'Cameron's royal gaffe on the Queen's Van Dyck'
September 30 2014
Picture: Evening Standard
There's a story in the London Evening Standard today, which states that the David Cameron, made 'a gaffe' in revealing details of a conversation with the Queen at Chequers, the UK Prime Minister's country retreat. Says the Standard:
On Monday last week, Mr Cameron invited some 20 MPs to his country retreat, including some of his fiercest critics, to thrash out a plan for “English votes for English laws” following the referendum.
During a tour, he showed them Anthony van Dyck’s painting A Family Group, and recounted a conversation that took place when the Queen and Prince Philip made a visit to Chequers in February — their first in almost two decades.
According to Mr Cameron, Her Majesty commented that she had the original of the painting at Windsor Castle. But the Premier then told how, in a toe-curlingly awkward moment, the curator at Chequers interjected to correct the Queen, pointing out the version she was looking at was the original and that her painting at Windsor was the copy.
While the story delighted guests, it appears to once again breach protocol which demands private conversations with the Queen are not discussed.

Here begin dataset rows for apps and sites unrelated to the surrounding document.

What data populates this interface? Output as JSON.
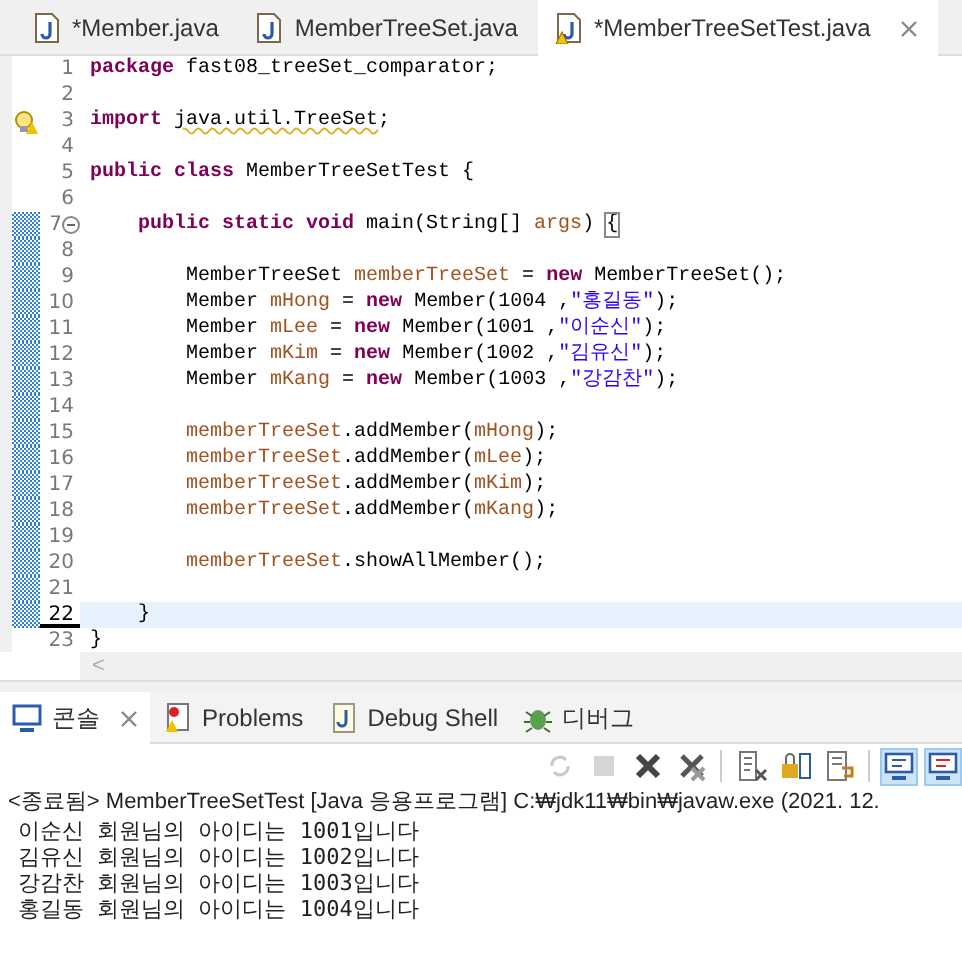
{
  "editor_tabs": [
    {
      "label": "*Member.java",
      "selected": false,
      "warning": false,
      "closable": false
    },
    {
      "label": "MemberTreeSet.java",
      "selected": false,
      "warning": false,
      "closable": false
    },
    {
      "label": "*MemberTreeSetTest.java",
      "selected": true,
      "warning": true,
      "closable": true
    }
  ],
  "code_lines": [
    {
      "number": "1",
      "changed": false,
      "current": false,
      "tokens": [
        {
          "kind": "kw",
          "text": "package"
        },
        {
          "kind": "plain",
          "text": " fast08_treeSet_comparator;"
        }
      ]
    },
    {
      "number": "2",
      "changed": false,
      "current": false
    },
    {
      "number": "3",
      "changed": false,
      "current": false,
      "warning": true,
      "tokens": [
        {
          "kind": "kw",
          "text": "import "
        },
        {
          "kind": "warn",
          "text": "java.util.TreeSet"
        },
        {
          "kind": "plain",
          "text": ";"
        }
      ]
    },
    {
      "number": "4",
      "changed": false,
      "current": false
    },
    {
      "number": "5",
      "changed": false,
      "current": false,
      "tokens": [
        {
          "kind": "kw",
          "text": "public class"
        },
        {
          "kind": "plain",
          "text": " MemberTreeSetTest {"
        }
      ]
    },
    {
      "number": "6",
      "changed": false,
      "current": false
    },
    {
      "number": "7",
      "changed": true,
      "current": false,
      "foldable": true,
      "tokens": [
        {
          "kind": "kw",
          "text": "    public static void"
        },
        {
          "kind": "plain",
          "text": " main(String[] "
        },
        {
          "kind": "var",
          "text": "args"
        },
        {
          "kind": "plain",
          "text": ") "
        },
        {
          "kind": "bracket",
          "text": "{"
        }
      ]
    },
    {
      "number": "8",
      "changed": true,
      "current": false
    },
    {
      "number": "9",
      "changed": true,
      "current": false,
      "tokens": [
        {
          "kind": "plain",
          "text": "        MemberTreeSet "
        },
        {
          "kind": "var",
          "text": "memberTreeSet"
        },
        {
          "kind": "plain",
          "text": " = "
        },
        {
          "kind": "kw",
          "text": "new"
        },
        {
          "kind": "plain",
          "text": " MemberTreeSet();"
        }
      ]
    },
    {
      "number": "10",
      "changed": true,
      "current": false,
      "tokens": [
        {
          "kind": "plain",
          "text": "        Member "
        },
        {
          "kind": "var",
          "text": "mHong"
        },
        {
          "kind": "plain",
          "text": " = "
        },
        {
          "kind": "kw",
          "text": "new"
        },
        {
          "kind": "plain",
          "text": " Member(1004 ,"
        },
        {
          "kind": "str",
          "text": "\"홍길동\""
        },
        {
          "kind": "plain",
          "text": ");"
        }
      ]
    },
    {
      "number": "11",
      "changed": true,
      "current": false,
      "tokens": [
        {
          "kind": "plain",
          "text": "        Member "
        },
        {
          "kind": "var",
          "text": "mLee"
        },
        {
          "kind": "plain",
          "text": " = "
        },
        {
          "kind": "kw",
          "text": "new"
        },
        {
          "kind": "plain",
          "text": " Member(1001 ,"
        },
        {
          "kind": "str",
          "text": "\"이순신\""
        },
        {
          "kind": "plain",
          "text": ");"
        }
      ]
    },
    {
      "number": "12",
      "changed": true,
      "current": false,
      "tokens": [
        {
          "kind": "plain",
          "text": "        Member "
        },
        {
          "kind": "var",
          "text": "mKim"
        },
        {
          "kind": "plain",
          "text": " = "
        },
        {
          "kind": "kw",
          "text": "new"
        },
        {
          "kind": "plain",
          "text": " Member(1002 ,"
        },
        {
          "kind": "str",
          "text": "\"김유신\""
        },
        {
          "kind": "plain",
          "text": ");"
        }
      ]
    },
    {
      "number": "13",
      "changed": true,
      "current": false,
      "tokens": [
        {
          "kind": "plain",
          "text": "        Member "
        },
        {
          "kind": "var",
          "text": "mKang"
        },
        {
          "kind": "plain",
          "text": " = "
        },
        {
          "kind": "kw",
          "text": "new"
        },
        {
          "kind": "plain",
          "text": " Member(1003 ,"
        },
        {
          "kind": "str",
          "text": "\"강감찬\""
        },
        {
          "kind": "plain",
          "text": ");"
        }
      ]
    },
    {
      "number": "14",
      "changed": true,
      "current": false
    },
    {
      "number": "15",
      "changed": true,
      "current": false,
      "tokens": [
        {
          "kind": "var",
          "text": "        memberTreeSet"
        },
        {
          "kind": "plain",
          "text": ".addMember("
        },
        {
          "kind": "var",
          "text": "mHong"
        },
        {
          "kind": "plain",
          "text": ");"
        }
      ]
    },
    {
      "number": "16",
      "changed": true,
      "current": false,
      "tokens": [
        {
          "kind": "var",
          "text": "        memberTreeSet"
        },
        {
          "kind": "plain",
          "text": ".addMember("
        },
        {
          "kind": "var",
          "text": "mLee"
        },
        {
          "kind": "plain",
          "text": ");"
        }
      ]
    },
    {
      "number": "17",
      "changed": true,
      "current": false,
      "tokens": [
        {
          "kind": "var",
          "text": "        memberTreeSet"
        },
        {
          "kind": "plain",
          "text": ".addMember("
        },
        {
          "kind": "var",
          "text": "mKim"
        },
        {
          "kind": "plain",
          "text": ");"
        }
      ]
    },
    {
      "number": "18",
      "changed": true,
      "current": false,
      "tokens": [
        {
          "kind": "var",
          "text": "        memberTreeSet"
        },
        {
          "kind": "plain",
          "text": ".addMember("
        },
        {
          "kind": "var",
          "text": "mKang"
        },
        {
          "kind": "plain",
          "text": ");"
        }
      ]
    },
    {
      "number": "19",
      "changed": true,
      "current": false
    },
    {
      "number": "20",
      "changed": true,
      "current": false,
      "tokens": [
        {
          "kind": "var",
          "text": "        memberTreeSet"
        },
        {
          "kind": "plain",
          "text": ".showAllMember();"
        }
      ]
    },
    {
      "number": "21",
      "changed": true,
      "current": false
    },
    {
      "number": "22",
      "changed": true,
      "current": true,
      "tokens": [
        {
          "kind": "plain",
          "text": "    }"
        }
      ]
    },
    {
      "number": "23",
      "changed": false,
      "current": false,
      "tokens": [
        {
          "kind": "plain",
          "text": "}"
        }
      ]
    }
  ],
  "scroll_arrow": "<",
  "panel_tabs": [
    {
      "label": "콘솔",
      "kind": "console",
      "selected": true,
      "closable": true
    },
    {
      "label": "Problems",
      "kind": "problems",
      "selected": false,
      "closable": false
    },
    {
      "label": "Debug Shell",
      "kind": "shell",
      "selected": false,
      "closable": false
    },
    {
      "label": "디버그",
      "kind": "debug",
      "selected": false,
      "closable": false
    }
  ],
  "toolbar": [
    {
      "kind": "relaunch",
      "disabled": true,
      "pressed": false
    },
    {
      "kind": "stop",
      "disabled": true,
      "pressed": false
    },
    {
      "kind": "remove",
      "disabled": false,
      "pressed": false
    },
    {
      "kind": "remove-all",
      "disabled": false,
      "pressed": false
    },
    {
      "kind": "clear",
      "disabled": false,
      "pressed": false
    },
    {
      "kind": "scroll-lock",
      "disabled": false,
      "pressed": false
    },
    {
      "kind": "word-wrap",
      "disabled": false,
      "pressed": false
    },
    {
      "kind": "show-out",
      "disabled": false,
      "pressed": true
    },
    {
      "kind": "show-err",
      "disabled": false,
      "pressed": true
    }
  ],
  "console": {
    "header": "<종료됨> MemberTreeSetTest [Java 응용프로그램] C:₩jdk11₩bin₩javaw.exe (2021. 12.",
    "output": [
      "이순신 회원님의 아이디는 1001입니다",
      "김유신 회원님의 아이디는 1002입니다",
      "강감찬 회원님의 아이디는 1003입니다",
      "홍길동 회원님의 아이디는 1004입니다"
    ]
  }
}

Which is all very amusing, except for the fact that the Queen (who knows her art) was absolutely right. The two group portraits by Van Dyck that would match the description given here of 'A Family Group' are the so-called 'Great Piece' of Charles I and Henrietta Maria with Charles II and Princess Mary and The Five Eldest Children of Charles I, and both are in the Royal Collection. Chequers has a copy of part of the former (with just Henrietta Maria and Princess Mary) and a full-scale copy of the latter. These are both listed in the 2004 Van Dyck catalogue raisonné as copies.
If the curator at Chequers really did not know that Van Dyck's original was indeed in the Royal Collection, they should be sent to the Tower.
Update - AHN's reaction to the Standard story has been picked up by the media, including the Telegraph here, the Express here and The Times here. But the PM has today given a barnstorming conference speech, with tax cuts to boot, so this Van Dyck business will be very swiftly forgotten.
Update II - a reader writes:
Would that Her Majesty still had the power to send a curator to The Tower and have a PM (who made him a Premier) exiled (to Scotland) for indiscretion.
Update III - a reader adds:
The Cameron Van Dyke story puts one in mind of Alan Bennett's "A Question of Attribution." Her Majesty likes facts.